I’m always excited to announce a book review from a new (to me) publisher. Invisible Publishing is wholly Canadian, and based on this first offering of theirs that I’ve read, it’s a small press you should pay attention to and support with your hard-earned book bucks. The Union of Smokers by Paddy Scott is a quirky little book. It features Kaspar, a 12-year-old narrator who we spend the day with, and we know going into the book that he dies that same day. Although it sounds terribly depressing, knowing this doesn’t cast a gloomy cloud over the whole book, in fact it makes you enjoy Kaspar’s antics even more. He speaks directly to the reader as he goes about his day, which involves biking into town twice to replace a dead canary, following his crush at her place of work, and offering various people cigarette butts as he tries to make new friends. Kaspar is humble, matter-of-fact, and quite old fashioned due to the fact that he’s been raised by his grandparents on an isolated farm for most of his life. His father died in mysterious circumstances while his mother disappeared when Kaspar was a baby, and the more we learn about him, the more we learn that he is anything but ordinary.

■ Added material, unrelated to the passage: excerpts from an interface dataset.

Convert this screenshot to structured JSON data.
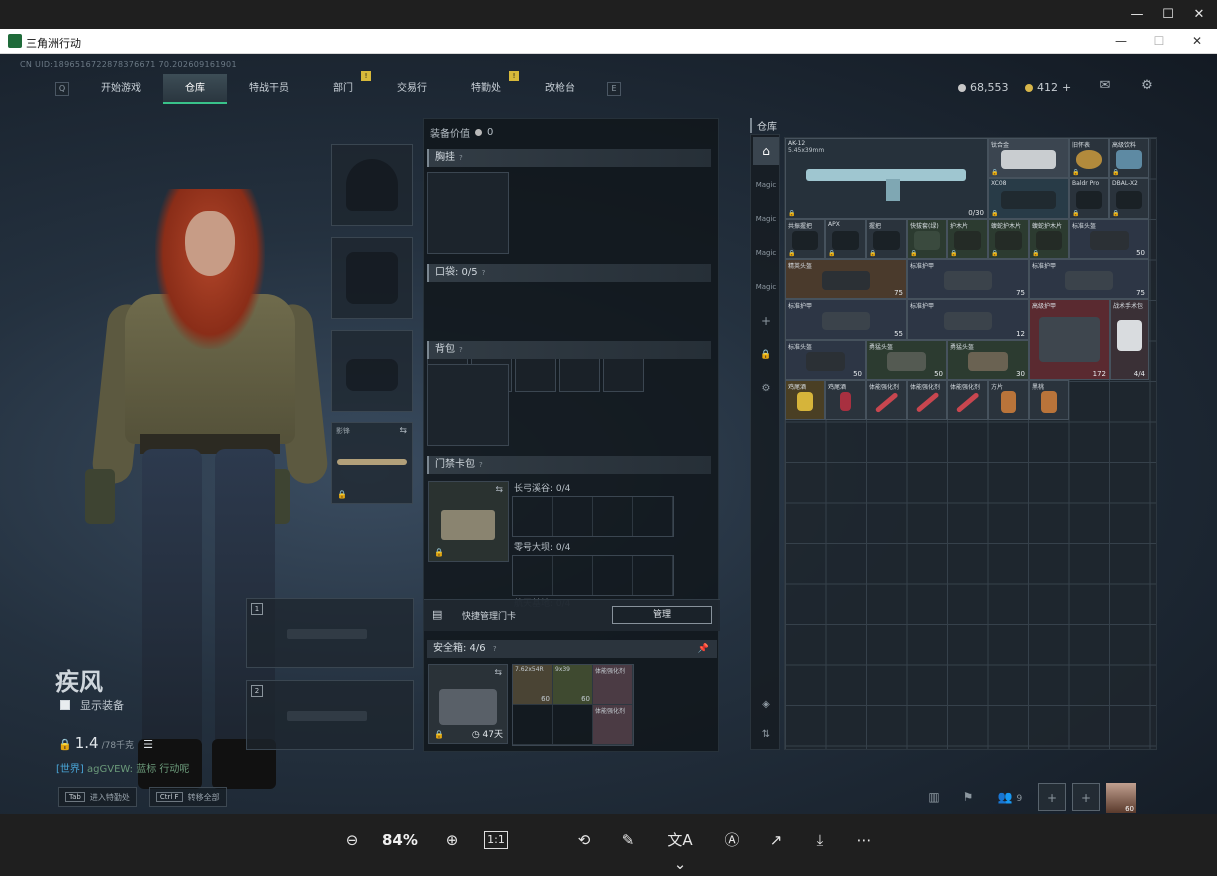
{
  "app": {
    "title": "三角洲行动"
  },
  "uid": "CN UID:1896516722878376671 70.202609161901",
  "nav": {
    "left_key": "Q",
    "right_key": "E",
    "tabs": [
      {
        "label": "开始游戏",
        "active": false,
        "badge": ""
      },
      {
        "label": "仓库",
        "active": true,
        "badge": ""
      },
      {
        "label": "特战干员",
        "active": false,
        "badge": ""
      },
      {
        "label": "部门",
        "active": false,
        "badge": "!"
      },
      {
        "label": "交易行",
        "active": false,
        "badge": ""
      },
      {
        "label": "特勤处",
        "active": false,
        "badge": "!"
      },
      {
        "label": "改枪台",
        "active": false,
        "badge": ""
      }
    ]
  },
  "currency": {
    "silver": "68,553",
    "gold": "412",
    "plus": "+"
  },
  "character": {
    "name": "疾风",
    "show_equipment": "显示装备",
    "weight": "1.4",
    "weight_max": "/78千克",
    "chat_channel": "[世界]",
    "chat_text": "agGVEW: 蓝标 行动呢"
  },
  "hotkeys": [
    {
      "key": "Tab",
      "label": "进入特勤处"
    },
    {
      "key": "Ctrl F",
      "label": "转移全部"
    }
  ],
  "gear_slots": {
    "knife_label": "影锋",
    "weapon_slot_1": "1",
    "weapon_slot_2": "2"
  },
  "equipment": {
    "value_label": "装备价值",
    "value": "0",
    "chest_rig": "胸挂",
    "pockets": "口袋: 0/5",
    "backpack": "背包",
    "keycard_pack": "门禁卡包",
    "key_zones": [
      "长弓溪谷: 0/4",
      "零号大坝: 0/4",
      "航天基地: 0/4"
    ],
    "quick_manage": "快捷管理门卡",
    "manage_button": "管理",
    "safe_box": "安全箱: 4/6",
    "safe_timer": "47天",
    "safe_items": [
      "7.62x54R",
      "9x39",
      "体能强化剂",
      "体能强化剂"
    ],
    "safe_counts": [
      "60",
      "60",
      "",
      ""
    ]
  },
  "warehouse": {
    "title": "仓库",
    "side_tabs": [
      "Magic",
      "Magic",
      "Magic",
      "Magic"
    ],
    "items": [
      {
        "name": "AK-12",
        "sub": "5.45x39mm",
        "count": "0/30"
      },
      {
        "name": "钛合金",
        "count": ""
      },
      {
        "name": "旧怀表",
        "count": ""
      },
      {
        "name": "高级饮料",
        "count": ""
      },
      {
        "name": "XC08",
        "count": ""
      },
      {
        "name": "Baldr Pro",
        "count": ""
      },
      {
        "name": "DBAL-X2",
        "count": ""
      },
      {
        "name": "共振握把",
        "count": ""
      },
      {
        "name": "APX",
        "count": ""
      },
      {
        "name": "握把",
        "count": ""
      },
      {
        "name": "快拔套(绿)",
        "count": ""
      },
      {
        "name": "护木片",
        "count": ""
      },
      {
        "name": "蝮蛇护木片",
        "count": ""
      },
      {
        "name": "蝮蛇护木片",
        "count": ""
      },
      {
        "name": "标准头盔",
        "count": "50"
      },
      {
        "name": "精英头盔",
        "count": "75"
      },
      {
        "name": "标准护甲",
        "count": "75"
      },
      {
        "name": "标准护甲",
        "count": "75"
      },
      {
        "name": "标准护甲",
        "count": "55"
      },
      {
        "name": "标准护甲",
        "count": "12"
      },
      {
        "name": "高级护甲",
        "count": "172"
      },
      {
        "name": "战术手术包",
        "count": "4/4"
      },
      {
        "name": "标准头盔",
        "count": "50"
      },
      {
        "name": "勇猛头盔",
        "count": "50"
      },
      {
        "name": "勇猛头盔",
        "count": "30"
      },
      {
        "name": "鸡尾酒",
        "count": ""
      },
      {
        "name": "鸡尾酒",
        "count": ""
      },
      {
        "name": "体能强化剂",
        "count": ""
      },
      {
        "name": "体能强化剂",
        "count": ""
      },
      {
        "name": "体能强化剂",
        "count": ""
      },
      {
        "name": "方片",
        "count": ""
      },
      {
        "name": "黑桃",
        "count": ""
      }
    ]
  },
  "social": {
    "friends": "9",
    "avatar_level": "60"
  },
  "viewer": {
    "zoom": "84%",
    "actual_size": "1:1"
  },
  "colors": {
    "accent": "#39c28a",
    "badge": "#d7b93a"
  }
}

Kaspar lives in an industrial small town where most people are employed by the local creosote plant. Not surprisingly, this plant also pollutes the majority of their environment, killing fish in the local river and causing cancer in many of its citizens. But it’s not all bad, because the numerous fires at the aforementioned plant also provide a great source of entertainment (insert horrified expression here). It’s the ’60s, so even though it’s obvious this plant is hurting people, nothing much is done about it. Kaspar is smart enough to fish in different parts of the canal that aren’t as subject to pollution, which is just one of the many reasons we learn how intelligent this young boy truly is.

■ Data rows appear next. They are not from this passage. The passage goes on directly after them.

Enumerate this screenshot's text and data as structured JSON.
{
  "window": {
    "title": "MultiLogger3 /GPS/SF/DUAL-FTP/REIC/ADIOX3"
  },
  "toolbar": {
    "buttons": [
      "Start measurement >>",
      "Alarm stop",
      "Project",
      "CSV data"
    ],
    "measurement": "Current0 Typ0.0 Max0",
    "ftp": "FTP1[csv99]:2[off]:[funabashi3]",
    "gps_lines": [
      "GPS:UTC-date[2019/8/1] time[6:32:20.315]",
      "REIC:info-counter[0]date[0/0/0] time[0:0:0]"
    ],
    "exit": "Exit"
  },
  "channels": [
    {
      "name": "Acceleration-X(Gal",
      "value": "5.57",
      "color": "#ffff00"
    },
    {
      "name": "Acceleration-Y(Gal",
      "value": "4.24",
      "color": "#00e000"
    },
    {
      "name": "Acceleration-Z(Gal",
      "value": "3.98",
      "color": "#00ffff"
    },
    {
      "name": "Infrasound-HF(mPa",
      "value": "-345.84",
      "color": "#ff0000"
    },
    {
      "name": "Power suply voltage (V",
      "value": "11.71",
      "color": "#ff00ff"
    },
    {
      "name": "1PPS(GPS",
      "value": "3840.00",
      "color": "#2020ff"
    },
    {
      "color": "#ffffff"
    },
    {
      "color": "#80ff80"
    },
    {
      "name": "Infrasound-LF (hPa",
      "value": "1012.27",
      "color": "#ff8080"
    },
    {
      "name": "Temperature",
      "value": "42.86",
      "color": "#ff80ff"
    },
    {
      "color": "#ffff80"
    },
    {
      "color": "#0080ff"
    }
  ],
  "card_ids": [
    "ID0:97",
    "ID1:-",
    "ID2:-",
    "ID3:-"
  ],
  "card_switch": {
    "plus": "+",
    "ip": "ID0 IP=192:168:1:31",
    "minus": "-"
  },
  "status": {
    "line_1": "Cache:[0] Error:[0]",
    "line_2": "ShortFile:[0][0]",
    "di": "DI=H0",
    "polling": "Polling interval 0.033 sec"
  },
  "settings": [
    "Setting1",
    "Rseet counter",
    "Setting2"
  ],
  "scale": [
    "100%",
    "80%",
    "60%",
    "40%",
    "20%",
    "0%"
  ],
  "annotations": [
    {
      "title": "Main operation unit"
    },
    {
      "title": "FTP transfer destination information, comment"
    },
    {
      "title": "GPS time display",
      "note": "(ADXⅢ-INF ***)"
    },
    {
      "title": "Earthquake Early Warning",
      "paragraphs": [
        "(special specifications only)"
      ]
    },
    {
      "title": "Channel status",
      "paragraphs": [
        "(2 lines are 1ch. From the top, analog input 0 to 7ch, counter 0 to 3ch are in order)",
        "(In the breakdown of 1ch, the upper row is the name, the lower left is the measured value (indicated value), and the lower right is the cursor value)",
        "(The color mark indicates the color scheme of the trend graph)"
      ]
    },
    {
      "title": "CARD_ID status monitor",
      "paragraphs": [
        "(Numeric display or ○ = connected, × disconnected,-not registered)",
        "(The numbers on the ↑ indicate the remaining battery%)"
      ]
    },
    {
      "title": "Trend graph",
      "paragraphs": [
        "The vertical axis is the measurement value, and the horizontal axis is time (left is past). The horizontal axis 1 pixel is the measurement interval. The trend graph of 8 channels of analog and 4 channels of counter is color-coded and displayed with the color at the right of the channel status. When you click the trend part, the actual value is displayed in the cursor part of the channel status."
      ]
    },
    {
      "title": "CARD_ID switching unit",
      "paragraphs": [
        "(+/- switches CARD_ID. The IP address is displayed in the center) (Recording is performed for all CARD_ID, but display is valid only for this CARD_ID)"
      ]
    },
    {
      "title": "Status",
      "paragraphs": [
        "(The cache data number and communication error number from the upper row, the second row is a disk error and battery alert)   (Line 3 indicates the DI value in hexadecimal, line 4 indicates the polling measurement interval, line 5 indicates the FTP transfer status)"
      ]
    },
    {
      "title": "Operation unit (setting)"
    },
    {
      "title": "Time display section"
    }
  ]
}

There are elements of a domestic thriller in this book, although I’d land it firmly in the ‘literary fiction with a twist of humour’ category. Kaspar alludes to some peculiar, even dangerous moments of his childhood, especially those surrounding his father’s death. He stretches the reader’s curiosity as far as possible, dropping clues of what really happened in between his running commentary on the value of keeping a ‘butt bag’ (basically a little baggie of cigarette butts he finds that still have a few puffs in them) and the impracticality of girls’ shoes. He’s a very observant 12-year-old, so not much goes unnoticed by him. There are a few things that he doesn’t comment on directly, but based on his descriptions, the reader understands what’s really going on, even if Kaspar doesn’t. I liked this feeling of omniscience as a reader because it helps situate you in the plot and setting, firmly planting you right alongside Kaspar as he exasperates the town locals with his run down bicycle and black rubber boots.
Because he’s used to watching older movies with his grandparents, his dialect is somewhat outdated but always amusing, which is endlessly entertaining to imagine coming from a kid’s mouth. Here he recounts a run-in with a nun at his school:
“She pulled me aside and finger-waggle-reminded me that she was the one who promoted me to the legion and that I had not only embarrassed the school, but her too. When I hit her with my “suck my potatoes” comment for my Charles Schulz theme essay a few days later, and she kicked me out of class, that was her way of telling me my leash was only so long” (p. 155).
Kaspar is not only the main source of entertainment in this book, he IS the book. His speeches, his impressive ability to take charge in any situation, his practical nature combined with the work ethic of growing up on a farm all come together to create one of the most memorable characters I’ve read in years. Although his day seems extraordinary with all the strange and dangerous situations he finds himself in, it’s his manner of storytelling that truly keeps the pages turning. And because we only follow him over the course of one day, there is lots that is alluded to, but never confirmed. This inability to know anything for certain forces the reader to just sit in the moment and enjoy it for what it is, especially with the knowledge that this is Kaspar’s last day on earth. I highly doubt a larger publisher would ever release a book like this, it’s just too different to bank on big book sales. But, by taking a chance on this slim novel, you’ll be richly rewarded with a new character that will remain with you for months to come.